Given data: Begin

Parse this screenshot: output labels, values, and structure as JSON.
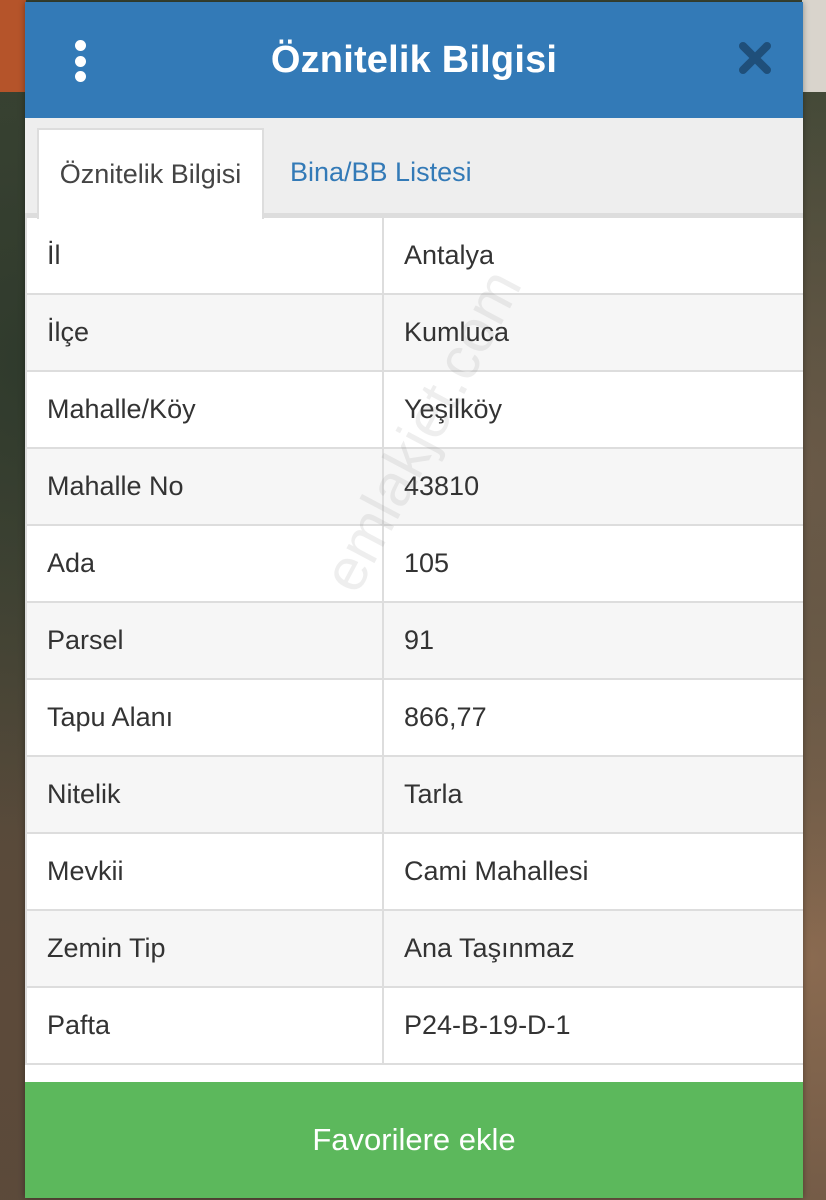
{
  "dialog": {
    "title": "Öznitelik Bilgisi",
    "menu_icon": "vertical-ellipsis-icon",
    "close_icon": "close-icon"
  },
  "tabs": [
    {
      "label": "Öznitelik Bilgisi",
      "active": true
    },
    {
      "label": "Bina/BB Listesi",
      "active": false
    }
  ],
  "attributes": [
    {
      "key": "İl",
      "value": "Antalya"
    },
    {
      "key": "İlçe",
      "value": "Kumluca"
    },
    {
      "key": "Mahalle/Köy",
      "value": "Yeşilköy"
    },
    {
      "key": "Mahalle No",
      "value": "43810"
    },
    {
      "key": "Ada",
      "value": "105"
    },
    {
      "key": "Parsel",
      "value": "91"
    },
    {
      "key": "Tapu Alanı",
      "value": "866,77"
    },
    {
      "key": "Nitelik",
      "value": "Tarla"
    },
    {
      "key": "Mevkii",
      "value": "Cami Mahallesi"
    },
    {
      "key": "Zemin Tip",
      "value": "Ana Taşınmaz"
    },
    {
      "key": "Pafta",
      "value": "P24-B-19-D-1"
    }
  ],
  "watermark": "emlakjet.com",
  "footer": {
    "button_label": "Favorilere ekle"
  },
  "colors": {
    "header": "#337ab7",
    "button": "#5cb85c"
  }
}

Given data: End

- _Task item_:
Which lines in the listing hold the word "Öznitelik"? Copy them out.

- _Output_:
    "title": "Öznitelik Bilgisi",
      "label": "Öznitelik Bilgisi",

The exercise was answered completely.